▼▼▼

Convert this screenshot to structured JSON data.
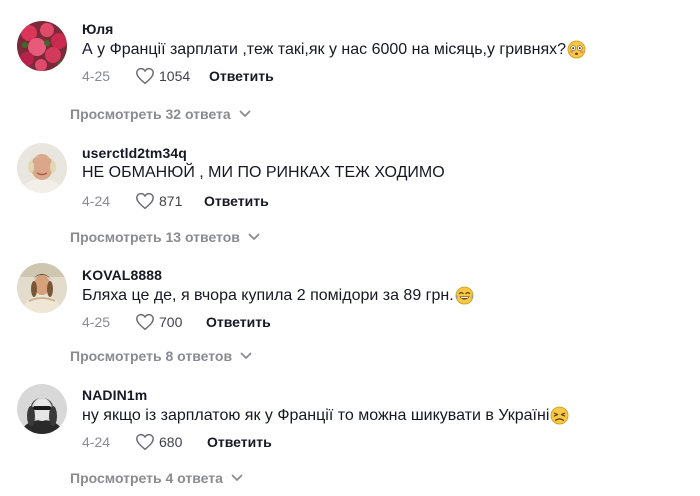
{
  "comments": [
    {
      "username": "Юля",
      "text": "А у Франції зарплати ,теж такі,як у нас 6000 на місяць,у гривнях?",
      "emoji": "flushed-emoji",
      "date": "4-25",
      "likes": "1054",
      "reply_label": "Ответить",
      "replies_label": "Просмотреть 32 ответа",
      "avatar": "roses-avatar"
    },
    {
      "username": "userctld2tm34q",
      "text": "НЕ ОБМАНЮЙ , МИ ПО РИНКАХ ТЕЖ ХОДИМО",
      "emoji": "",
      "date": "4-24",
      "likes": "871",
      "reply_label": "Ответить",
      "replies_label": "Просмотреть 13 ответов",
      "avatar": "woman-avatar"
    },
    {
      "username": "KOVAL8888",
      "text": "Бляха це де, я вчора купила 2 помідори за 89 грн.",
      "emoji": "tears-of-joy-emoji",
      "date": "4-25",
      "likes": "700",
      "reply_label": "Ответить",
      "replies_label": "Просмотреть 8 ответов",
      "avatar": "woman-avatar"
    },
    {
      "username": "NADIN1m",
      "text": "ну якщо із зарплатою як у Франції то можна шикувати в Україні",
      "emoji": "persevering-emoji",
      "date": "4-24",
      "likes": "680",
      "reply_label": "Ответить",
      "replies_label": "Просмотреть 4 ответа",
      "avatar": "woman-bw-avatar"
    }
  ]
}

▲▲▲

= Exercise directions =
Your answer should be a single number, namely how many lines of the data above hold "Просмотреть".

= Solved problem =
4